◆ Exercise prompt
Go through the listing below and state how many of its lines include "icon". Write only that number.

◆ Source material
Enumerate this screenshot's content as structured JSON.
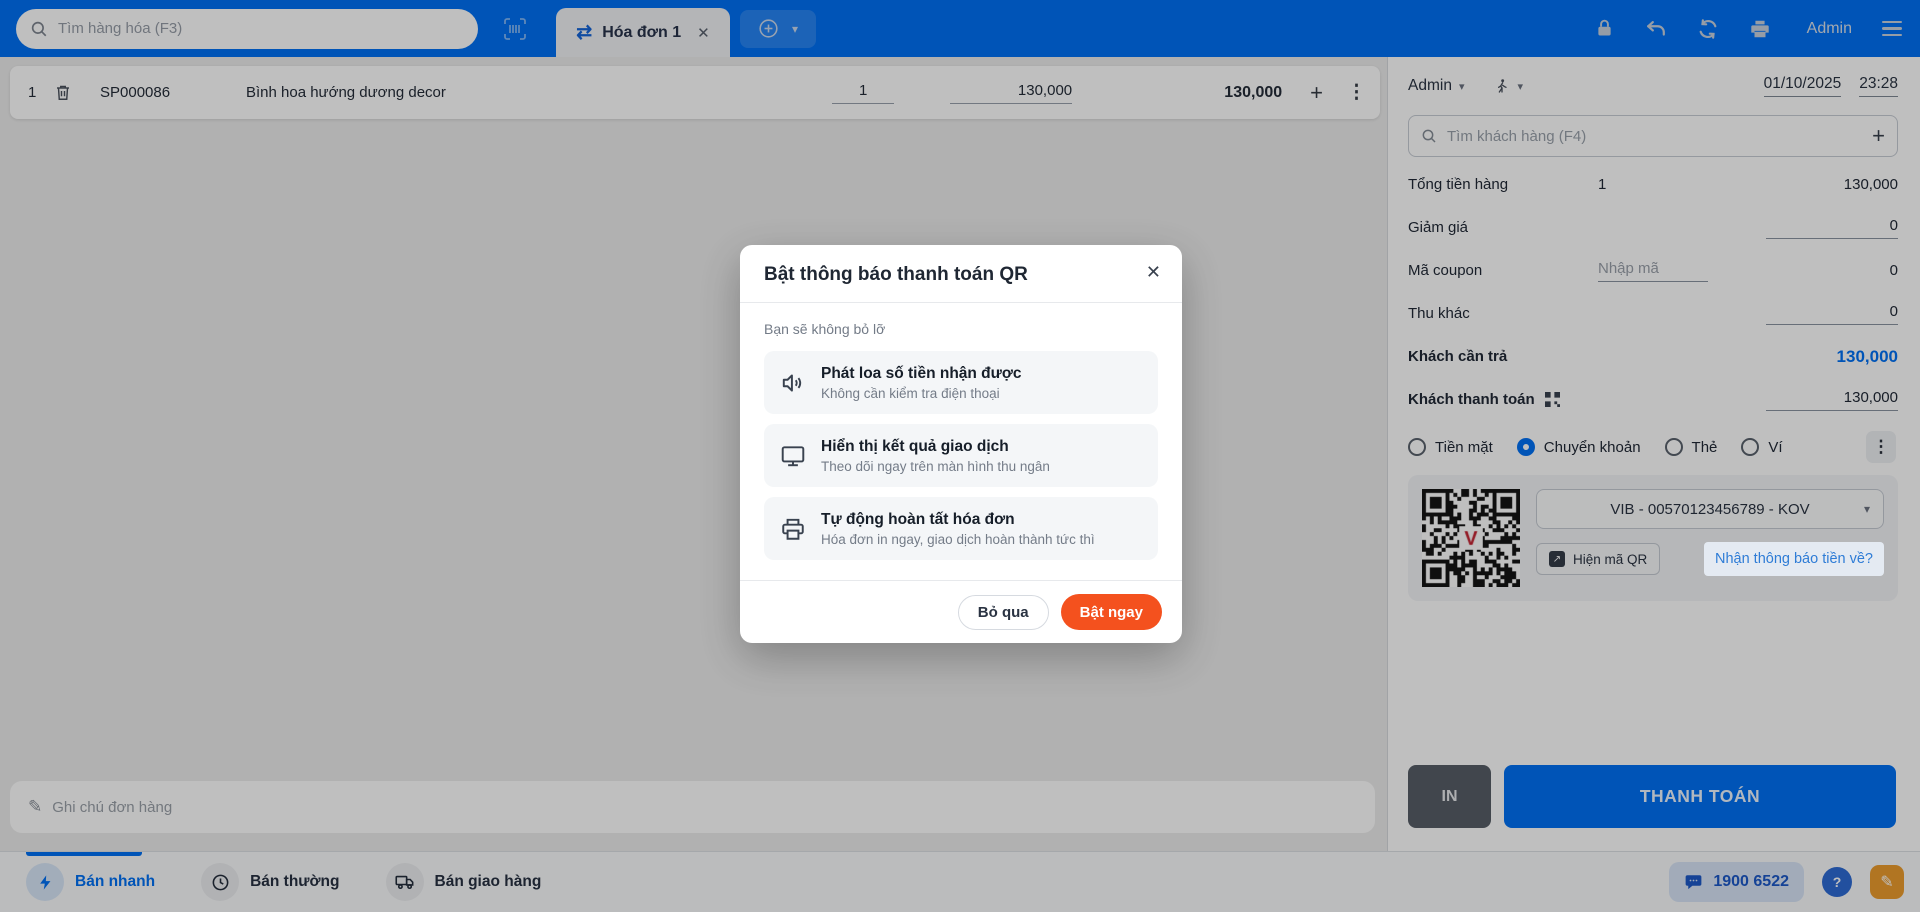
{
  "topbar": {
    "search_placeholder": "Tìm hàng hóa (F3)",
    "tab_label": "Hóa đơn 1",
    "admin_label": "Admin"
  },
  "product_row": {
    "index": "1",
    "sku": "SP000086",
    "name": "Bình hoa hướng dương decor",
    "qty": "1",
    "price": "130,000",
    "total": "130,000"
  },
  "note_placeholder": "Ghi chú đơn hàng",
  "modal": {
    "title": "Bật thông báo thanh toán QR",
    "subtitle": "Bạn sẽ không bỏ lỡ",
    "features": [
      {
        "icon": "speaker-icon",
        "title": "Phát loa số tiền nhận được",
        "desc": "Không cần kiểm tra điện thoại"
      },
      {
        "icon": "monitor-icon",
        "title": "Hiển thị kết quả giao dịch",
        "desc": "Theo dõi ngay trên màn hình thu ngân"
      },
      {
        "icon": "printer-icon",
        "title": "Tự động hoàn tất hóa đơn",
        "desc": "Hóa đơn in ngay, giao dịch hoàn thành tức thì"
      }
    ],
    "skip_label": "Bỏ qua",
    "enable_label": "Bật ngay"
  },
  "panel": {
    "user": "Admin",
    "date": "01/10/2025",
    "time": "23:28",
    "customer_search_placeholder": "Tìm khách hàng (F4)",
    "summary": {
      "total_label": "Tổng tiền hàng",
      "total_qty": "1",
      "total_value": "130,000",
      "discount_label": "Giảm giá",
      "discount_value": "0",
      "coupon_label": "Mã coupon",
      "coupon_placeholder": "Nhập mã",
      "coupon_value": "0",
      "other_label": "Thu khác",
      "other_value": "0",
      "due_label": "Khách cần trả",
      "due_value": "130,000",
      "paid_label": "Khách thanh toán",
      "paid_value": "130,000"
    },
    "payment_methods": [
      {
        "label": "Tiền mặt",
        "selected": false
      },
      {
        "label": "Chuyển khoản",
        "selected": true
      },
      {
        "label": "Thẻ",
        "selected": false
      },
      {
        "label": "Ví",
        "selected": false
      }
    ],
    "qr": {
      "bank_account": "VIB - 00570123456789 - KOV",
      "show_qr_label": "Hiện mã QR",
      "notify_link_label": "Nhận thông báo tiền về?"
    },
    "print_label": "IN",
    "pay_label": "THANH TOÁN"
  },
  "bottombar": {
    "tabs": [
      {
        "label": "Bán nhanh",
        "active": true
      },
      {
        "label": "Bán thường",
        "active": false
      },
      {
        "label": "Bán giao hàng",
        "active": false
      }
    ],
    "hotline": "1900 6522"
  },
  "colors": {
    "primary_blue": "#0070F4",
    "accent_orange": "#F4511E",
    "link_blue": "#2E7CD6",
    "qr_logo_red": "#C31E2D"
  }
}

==

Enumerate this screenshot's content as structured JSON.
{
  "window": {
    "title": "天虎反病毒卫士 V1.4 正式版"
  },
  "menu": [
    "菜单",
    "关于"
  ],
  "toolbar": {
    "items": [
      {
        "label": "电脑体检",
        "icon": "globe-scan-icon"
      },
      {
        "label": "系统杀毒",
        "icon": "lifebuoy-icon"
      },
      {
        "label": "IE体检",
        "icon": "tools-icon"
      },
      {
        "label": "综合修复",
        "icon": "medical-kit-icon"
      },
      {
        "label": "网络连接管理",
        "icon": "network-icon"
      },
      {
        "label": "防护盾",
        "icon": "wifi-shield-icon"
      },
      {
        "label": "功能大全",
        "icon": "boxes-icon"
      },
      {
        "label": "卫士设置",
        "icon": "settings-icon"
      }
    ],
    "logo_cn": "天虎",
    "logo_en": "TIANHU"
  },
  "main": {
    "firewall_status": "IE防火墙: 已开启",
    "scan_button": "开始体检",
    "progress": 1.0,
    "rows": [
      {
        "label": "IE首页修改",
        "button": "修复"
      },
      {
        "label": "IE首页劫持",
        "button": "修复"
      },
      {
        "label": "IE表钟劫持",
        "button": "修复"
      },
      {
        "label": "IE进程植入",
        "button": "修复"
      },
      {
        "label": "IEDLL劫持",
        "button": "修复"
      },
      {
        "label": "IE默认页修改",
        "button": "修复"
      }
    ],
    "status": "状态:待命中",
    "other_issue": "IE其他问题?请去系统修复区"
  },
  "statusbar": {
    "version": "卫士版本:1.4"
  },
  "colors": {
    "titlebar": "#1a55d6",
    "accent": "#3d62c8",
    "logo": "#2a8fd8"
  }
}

◆ Output for this task
11